Your assignment: Scan the entries for the word "JSON". Every line that has it should be copied.

[Records drawn from a dataset]
==================================================

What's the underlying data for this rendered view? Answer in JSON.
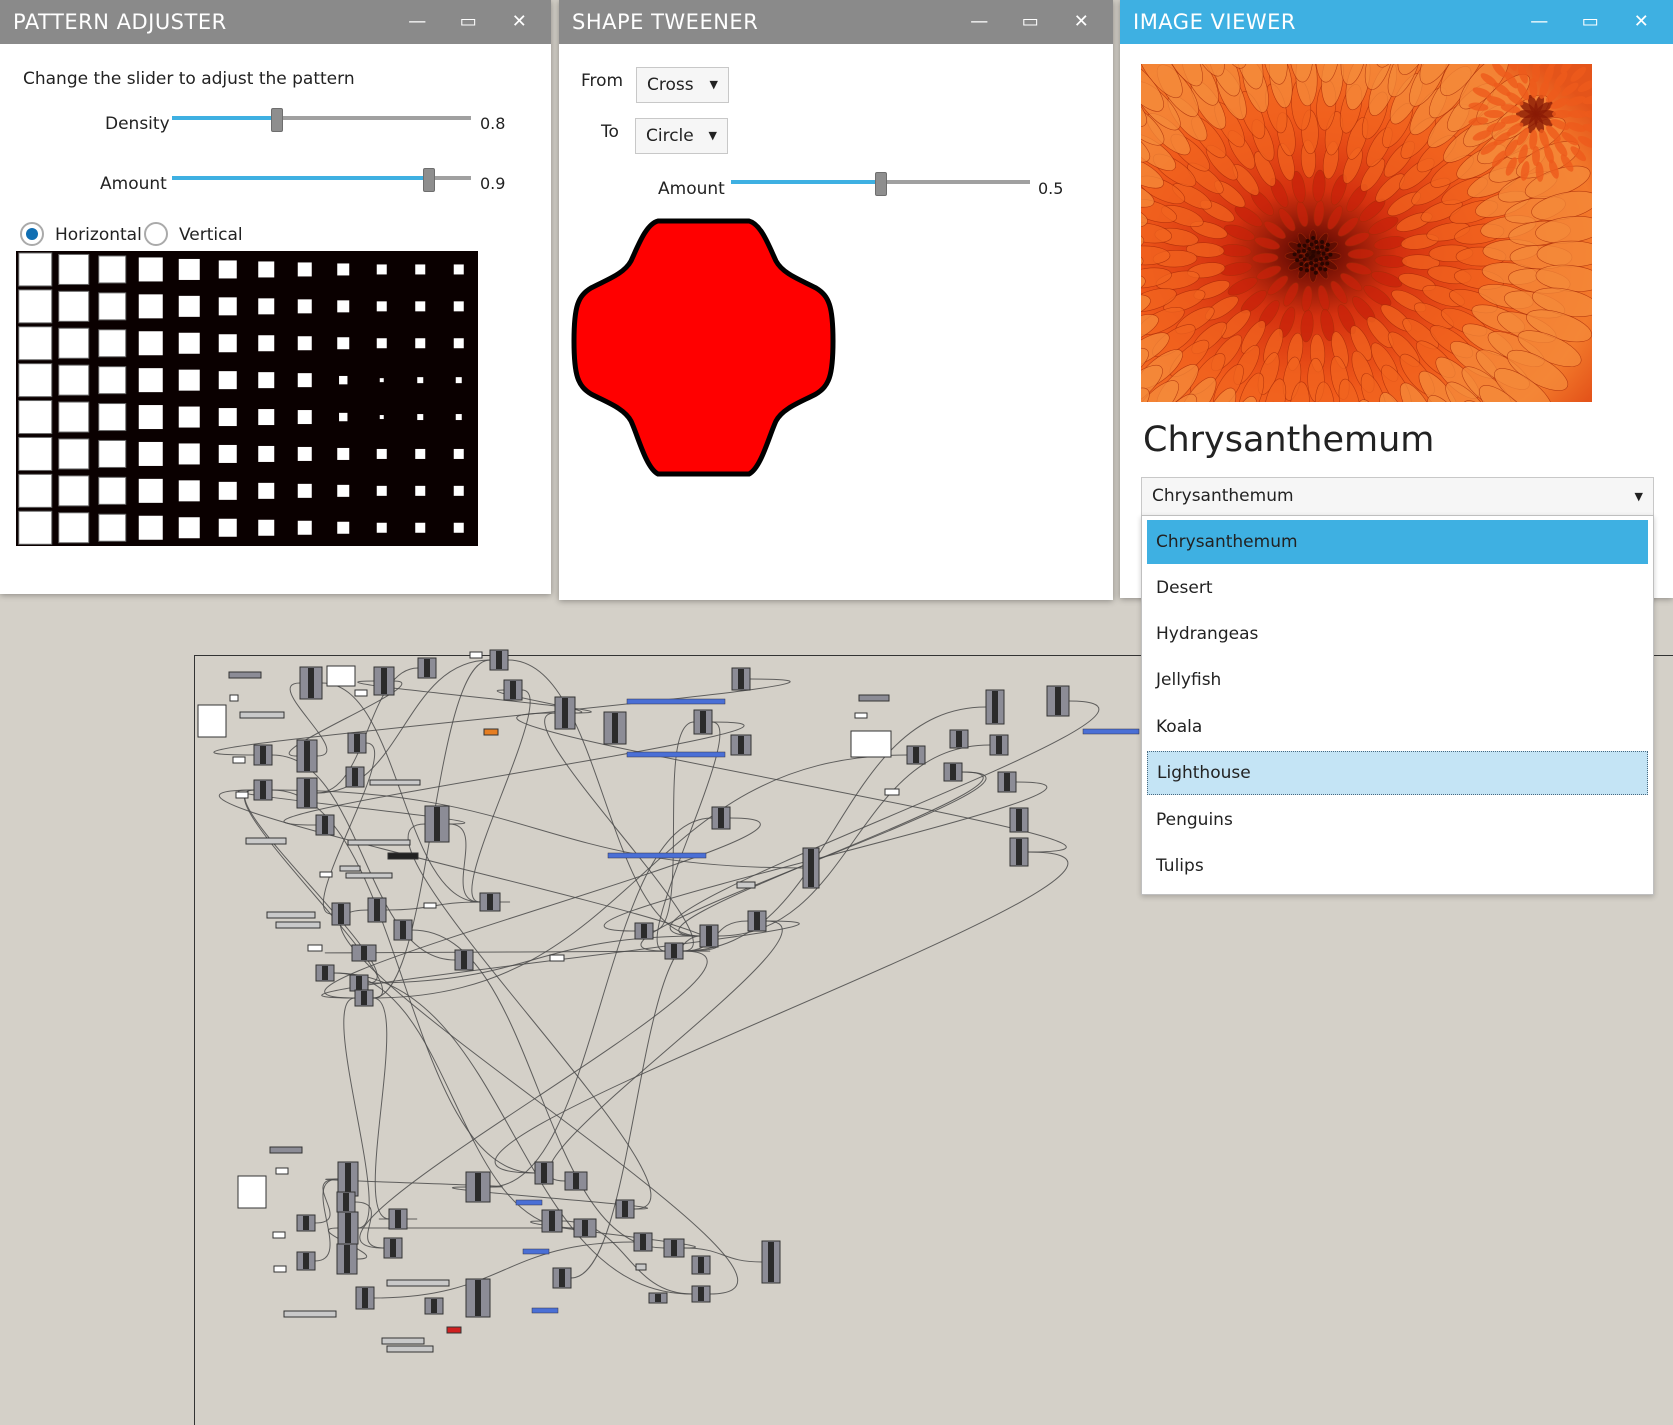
{
  "pattern_adjuster": {
    "title": "PATTERN ADJUSTER",
    "instruction": "Change the slider to adjust the pattern",
    "density": {
      "label": "Density",
      "value": "0.8",
      "fraction": 0.35
    },
    "amount": {
      "label": "Amount",
      "value": "0.9",
      "fraction": 0.86
    },
    "orientation": {
      "horizontal_label": "Horizontal",
      "vertical_label": "Vertical",
      "selected": "Horizontal"
    }
  },
  "shape_tweener": {
    "title": "SHAPE TWEENER",
    "from_label": "From",
    "from_value": "Cross",
    "to_label": "To",
    "to_value": "Circle",
    "amount": {
      "label": "Amount",
      "value": "0.5",
      "fraction": 0.5
    },
    "shape_fill": "#ff0000"
  },
  "image_viewer": {
    "title": "IMAGE VIEWER",
    "image_name": "Chrysanthemum",
    "selected": "Chrysanthemum",
    "options": [
      "Chrysanthemum",
      "Desert",
      "Hydrangeas",
      "Jellyfish",
      "Koala",
      "Lighthouse",
      "Penguins",
      "Tulips"
    ],
    "hovered": "Lighthouse"
  },
  "window_controls": {
    "minimize_icon": "minimize-icon",
    "maximize_icon": "maximize-icon",
    "close_icon": "close-icon"
  },
  "colors": {
    "accent": "#3eb0e2",
    "titlebar_inactive": "#8a8a8a",
    "canvas": "#d4d0c8",
    "wire_blue": "#4a6fd6"
  }
}
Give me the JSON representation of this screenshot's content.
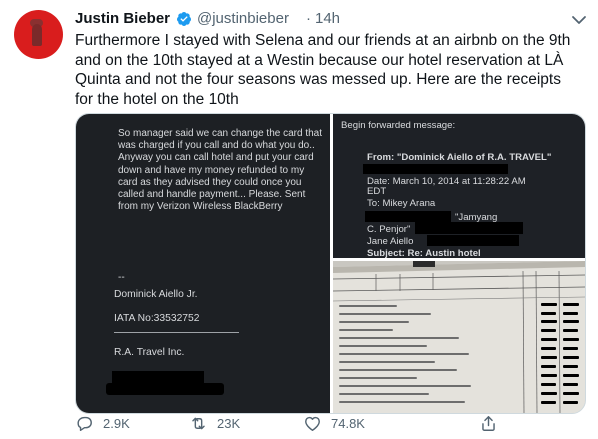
{
  "tweet": {
    "author_name": "Justin Bieber",
    "handle": "@justinbieber",
    "separator": "·",
    "timestamp": "14h",
    "text": "Furthermore I stayed with Selena and our friends at an airbnb on the 9th and on the 10th stayed at a Westin because our hotel reservation at LÀ Quinta and not the four seasons was messed up. Here are the receipts for the hotel on the 10th",
    "accent_color": "#1d9bf0"
  },
  "media": {
    "left_image": {
      "message": "So manager said we can change the card that was charged if you call and do what you do.. Anyway you can call hotel and put your card down and have my money refunded to my card as they advised they could once you called and handle payment... Please. Sent from my Verizon Wireless BlackBerry",
      "dashes": "--",
      "signature_name": "Dominick Aiello Jr.",
      "signature_iata": "IATA No:33532752",
      "signature_agency": "R.A. Travel Inc."
    },
    "right_top_image": {
      "forwarded_label": "Begin forwarded message:",
      "from_line": "From: \"Dominick Aiello of R.A. TRAVEL\"",
      "date_line": "Date: March 10, 2014 at 11:28:22 AM",
      "date_tz": "EDT",
      "to_line": "To: Mikey Arana",
      "jamyang": "\"Jamyang",
      "c_penjor": "C. Penjor\"",
      "jane": "Jane Aiello",
      "subject_line": "Subject: Re:  Austin hotel"
    },
    "right_bottom_image": {
      "header_cells": [
        "ORDERED BY",
        "P.O. No.",
        "AGENT",
        "PROJECT/JOB"
      ],
      "sub_header": "Description",
      "right_header_cells": [
        "Qty",
        "Rate",
        "Amount"
      ]
    }
  },
  "actions": {
    "reply_count": "2.9K",
    "retweet_count": "23K",
    "like_count": "74.8K"
  }
}
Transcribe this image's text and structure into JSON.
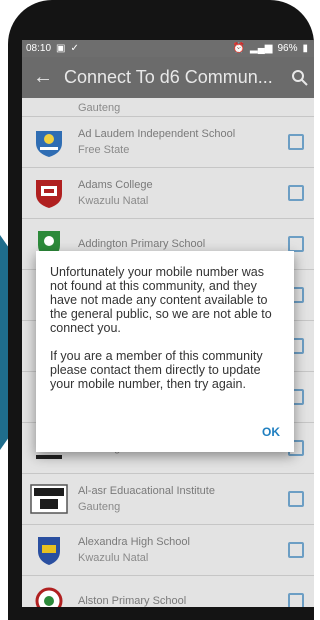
{
  "status_bar": {
    "time": "08:10",
    "battery": "96%"
  },
  "app_bar": {
    "title": "Connect To d6 Commun..."
  },
  "list": {
    "partial_province": "Gauteng",
    "items": [
      {
        "name": "Ad Laudem Independent School",
        "province": "Free State"
      },
      {
        "name": "Adams College",
        "province": "Kwazulu Natal"
      },
      {
        "name": "Addington Primary School",
        "province": ""
      },
      {
        "name": "",
        "province": ""
      },
      {
        "name": "",
        "province": ""
      },
      {
        "name": "",
        "province": ""
      },
      {
        "name": "",
        "province": "Gauteng"
      },
      {
        "name": "Al-asr Eduacational Institute",
        "province": "Gauteng"
      },
      {
        "name": "Alexandra High School",
        "province": "Kwazulu Natal"
      },
      {
        "name": "Alston Primary School",
        "province": ""
      }
    ]
  },
  "dialog": {
    "message_1": "Unfortunately your mobile number was not found at this community, and they have not made any content available to the general public, so we are not able to connect you.",
    "message_2": "If you are a member of this community please contact them directly to update your mobile number, then try again.",
    "ok_label": "OK"
  }
}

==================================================

Answer space:
What's the underlying data for this rendered view? Answer in JSON.
Give me the JSON representation of this screenshot's content.
Transcribe this image's text and structure into JSON.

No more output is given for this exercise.